From the first Charleston settlement in 1670, fire has posed an ever present threat. For this reason, fire fighting took on an important role even in its earliest forms within the city. As firefighting techniques evolved so did the buildings used to house both the equipment and the men used for such a task.
This thesis studies the architecture of the Charleston Fire Department. From its early beginnings in 1881 when the newly formed department absorbed the former volunteer companies, to the more recent buildings (ending with the structure built in 1943) which were constantly being added as the needs of the department changed, the structures themselves tell an important story of how firefighting has been modified within the city. The change of equipment often dictates a change in architecture; however the City of Charleston and its firefighters are bound to their history and currently custom order trucks to fit their historic doorways. This is a tribute to the legacy of firefighting in the city and an indication of how these historic buildings have survived to present day.
Examples of historic firefighting architecture were both studied and photographed for the purposes of further preserving their legacy.

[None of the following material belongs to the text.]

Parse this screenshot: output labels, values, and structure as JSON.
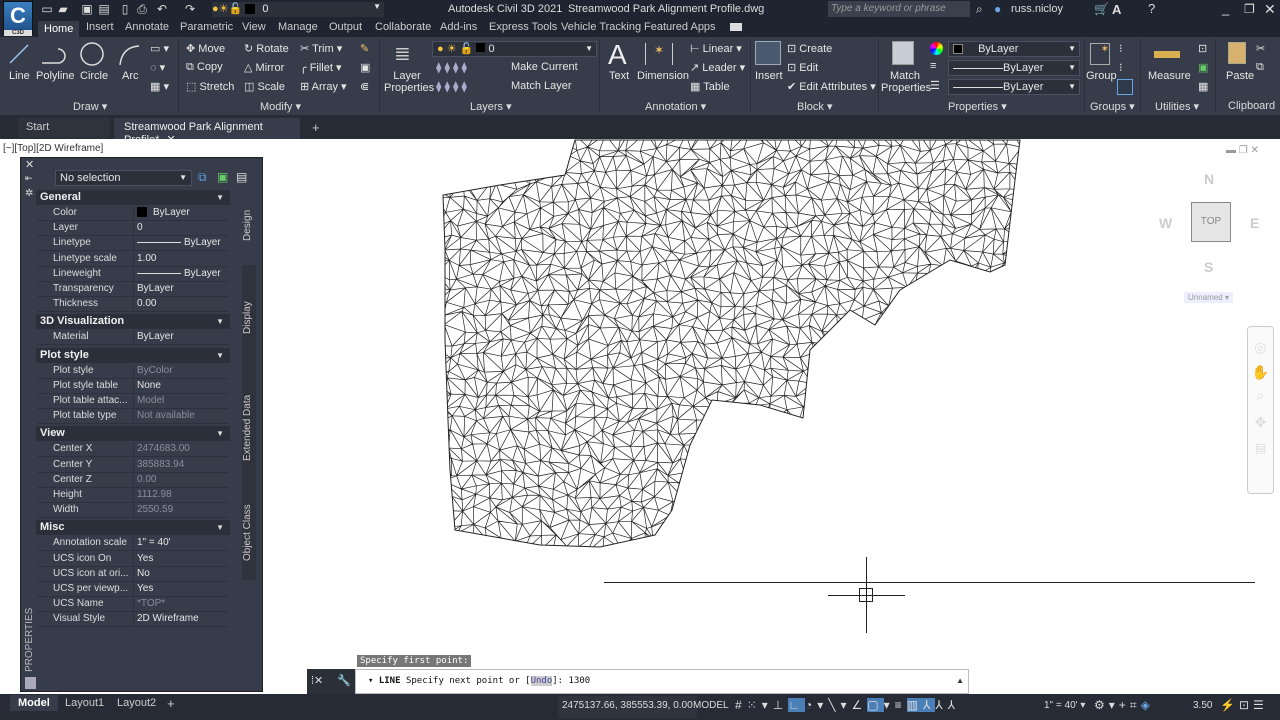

Documentation drawings of the Central Station located at 242/262 Meeting Street are included in an effort to further understand fire house architecture, as well as document a relatively unchanged specimen of firefighting history which remains with its original use and as a symbol of pride within the city to this day.